New Voices Press is a small publisher in New York. I selected a small publisher because I was told by other authors that a large publisher would add another two years to the process. This is the moment in time when people are ready for the concept covered in my book. I knew that the world would be receptive to EcoChi today. That created an urgency to find the fastest route to market.
The biggest challenge with a small publisher is that they offer little or no publicity - so it is up to me to get the word out about the book.
I hired a PR company for publicity and a marketing and business development professional to help me get the word out about the book.
Which were the most difficult aspects of the work you put into the book?
Sitting down to write the first chapter of my book was the most difficult moment of the process. This was because I had a preconceived idea about what the book should be, but the words flowing onto the page did not resemble my outline. The only way out of this difficult time was to keep writing and to allow the book to take on a life of its own - and it did.
I see myself as a story teller - so, the moments that I enjoyed writing most were when I told the tales of the people who experienced EcoChi first hand. Describing their faces, challenges, goals and outcomes, for me, was like creating a sculpture and having the opportunity to share it.
What sets EcoChi: Designing the Human Experience apart from other things you've written?
Most of the articles and columns that I write are focused on subject matter, tips and products.
EcoChi: Designing the Human Experience is a book is about people. It is micro because it is about specific people and their lives and about particular projects and interior spaces. It is macro because we can see ourselves, our loved ones, our friends and our neighbors through the lives of others. It speaks to residences, offices and public spaces and the planet as well.
The ribbon that runs through all of my writing to date is helping others to have a better life and, as a result, a better world.
EcoChi: Designing the Human Experience is my most significant achievement as a writer to date. As people read the book, I am told, even the most unlikely candidates are moved to action. The fact that my book has already been a positive influence in people’s personal and work lives is something I am very proud of. I am humbled by the power of EcoChi.
What will your next book be about?
My next book will be EcoChi: Recipes for a Better Life. These recipes will include step by step EcoChi instructions for interior design, creativity, work life, celebrations, loss, wellness, life crisis and turning points.
When did you start writing?
At age nine, I wrote my first poem, which I called “A Room with Four Walls.” At that age writing was a personal outlet for me. I had a difficult childhood and there was no one to talk to. A blank page was the safest place for me to express my fears and pain - it couldn’t lash out at me. I was out of harm’s way when I was in school and also the public library. Books became my first love. The novels that I read acted like a magic carpet ride creating possibilities of a better life ahead, in my mind and in my soul.
What are your main concerns as a writer?

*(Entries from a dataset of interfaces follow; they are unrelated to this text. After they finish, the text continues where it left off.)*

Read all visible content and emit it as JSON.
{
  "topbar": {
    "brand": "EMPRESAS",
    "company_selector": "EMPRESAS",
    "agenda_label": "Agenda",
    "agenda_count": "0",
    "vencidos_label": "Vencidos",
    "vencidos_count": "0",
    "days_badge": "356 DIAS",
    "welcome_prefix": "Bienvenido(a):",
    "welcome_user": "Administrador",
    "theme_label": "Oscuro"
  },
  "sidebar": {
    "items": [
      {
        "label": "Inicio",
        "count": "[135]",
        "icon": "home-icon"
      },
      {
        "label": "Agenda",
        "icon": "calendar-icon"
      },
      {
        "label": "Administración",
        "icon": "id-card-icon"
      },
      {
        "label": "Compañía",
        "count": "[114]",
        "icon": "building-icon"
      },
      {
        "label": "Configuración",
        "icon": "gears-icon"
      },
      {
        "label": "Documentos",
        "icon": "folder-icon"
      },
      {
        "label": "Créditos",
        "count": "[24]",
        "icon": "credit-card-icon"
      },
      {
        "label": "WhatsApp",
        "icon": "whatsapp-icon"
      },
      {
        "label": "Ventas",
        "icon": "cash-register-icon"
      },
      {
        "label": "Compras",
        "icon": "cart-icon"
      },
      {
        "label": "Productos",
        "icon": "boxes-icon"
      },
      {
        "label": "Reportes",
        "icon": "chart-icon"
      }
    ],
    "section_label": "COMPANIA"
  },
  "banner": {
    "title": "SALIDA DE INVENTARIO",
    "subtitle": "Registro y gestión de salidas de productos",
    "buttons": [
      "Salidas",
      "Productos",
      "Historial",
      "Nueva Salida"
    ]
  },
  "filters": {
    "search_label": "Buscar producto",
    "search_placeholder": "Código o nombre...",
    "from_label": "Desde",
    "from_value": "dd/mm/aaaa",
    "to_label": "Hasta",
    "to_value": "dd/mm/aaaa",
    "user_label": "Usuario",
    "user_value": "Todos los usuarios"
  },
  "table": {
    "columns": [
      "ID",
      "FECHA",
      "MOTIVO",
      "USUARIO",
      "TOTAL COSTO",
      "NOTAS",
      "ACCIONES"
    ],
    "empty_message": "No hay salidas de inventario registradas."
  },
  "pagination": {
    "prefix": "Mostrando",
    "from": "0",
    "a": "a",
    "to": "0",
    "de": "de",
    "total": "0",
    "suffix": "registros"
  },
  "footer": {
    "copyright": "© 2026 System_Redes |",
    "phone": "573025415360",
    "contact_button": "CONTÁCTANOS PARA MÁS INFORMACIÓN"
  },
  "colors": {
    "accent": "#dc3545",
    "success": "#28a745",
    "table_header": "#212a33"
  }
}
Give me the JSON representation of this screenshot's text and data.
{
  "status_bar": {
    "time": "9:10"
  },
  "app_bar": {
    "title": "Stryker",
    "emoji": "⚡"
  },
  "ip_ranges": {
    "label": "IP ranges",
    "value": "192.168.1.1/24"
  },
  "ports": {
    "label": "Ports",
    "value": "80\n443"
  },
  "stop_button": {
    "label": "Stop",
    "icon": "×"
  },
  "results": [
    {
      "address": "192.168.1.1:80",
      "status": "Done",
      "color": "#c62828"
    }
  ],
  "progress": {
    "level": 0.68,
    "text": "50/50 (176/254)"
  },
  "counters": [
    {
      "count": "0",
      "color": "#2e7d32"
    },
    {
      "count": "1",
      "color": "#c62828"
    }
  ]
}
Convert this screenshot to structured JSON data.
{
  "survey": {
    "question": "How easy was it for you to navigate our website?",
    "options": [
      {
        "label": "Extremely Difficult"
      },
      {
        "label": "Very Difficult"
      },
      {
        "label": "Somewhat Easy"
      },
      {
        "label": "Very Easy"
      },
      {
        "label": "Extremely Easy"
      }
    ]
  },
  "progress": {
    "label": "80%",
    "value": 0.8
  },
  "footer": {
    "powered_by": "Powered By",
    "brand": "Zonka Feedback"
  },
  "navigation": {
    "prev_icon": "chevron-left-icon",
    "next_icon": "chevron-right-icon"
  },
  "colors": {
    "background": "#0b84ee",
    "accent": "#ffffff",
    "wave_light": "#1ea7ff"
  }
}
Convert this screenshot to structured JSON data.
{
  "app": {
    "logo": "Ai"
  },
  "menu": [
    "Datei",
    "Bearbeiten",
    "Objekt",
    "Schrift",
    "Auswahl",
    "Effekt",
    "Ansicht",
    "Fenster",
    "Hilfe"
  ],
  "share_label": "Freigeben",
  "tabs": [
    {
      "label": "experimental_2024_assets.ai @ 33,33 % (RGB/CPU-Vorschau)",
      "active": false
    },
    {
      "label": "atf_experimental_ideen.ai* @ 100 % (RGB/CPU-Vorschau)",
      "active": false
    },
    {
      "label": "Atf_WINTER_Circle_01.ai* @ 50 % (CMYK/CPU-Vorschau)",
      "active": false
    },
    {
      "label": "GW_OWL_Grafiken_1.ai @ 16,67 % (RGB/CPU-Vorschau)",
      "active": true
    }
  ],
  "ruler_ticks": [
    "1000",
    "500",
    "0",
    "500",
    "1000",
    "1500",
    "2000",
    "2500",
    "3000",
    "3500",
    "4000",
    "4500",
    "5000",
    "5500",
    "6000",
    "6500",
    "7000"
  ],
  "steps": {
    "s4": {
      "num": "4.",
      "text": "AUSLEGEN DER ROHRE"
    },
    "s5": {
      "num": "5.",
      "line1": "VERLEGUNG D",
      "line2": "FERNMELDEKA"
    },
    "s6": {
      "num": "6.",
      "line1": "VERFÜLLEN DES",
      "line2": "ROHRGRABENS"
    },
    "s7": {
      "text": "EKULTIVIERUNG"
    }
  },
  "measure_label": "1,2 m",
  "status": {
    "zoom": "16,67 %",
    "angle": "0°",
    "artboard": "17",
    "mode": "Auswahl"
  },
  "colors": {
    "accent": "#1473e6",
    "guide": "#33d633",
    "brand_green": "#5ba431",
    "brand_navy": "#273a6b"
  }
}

The biggest challenge that I face as a writer is insecurity.
This is my first book and as I said earlier, I hired an editor to guide me through the process. At first, I took whatever she said as truth - after all she was so much more experienced than me. Things like, "This belongs in your autobiography not this book", or, "Save this for your novel!"
I called my son Jamie in LA who is a writer for NBC’s Parenthood and explained to him my creative process. When I sat down to write, the words were flowing through me like a natural spring. There were stories to tell and they were at my fingertips. But I was concerned because the professional advice I was getting was that EcoChi was not the book where I should tell those stories.
Jamie listened patiently and then said, "Mom, remember to stay honest and true to your own voice."
Even today those words help to navigate me through the most challenging days of writing.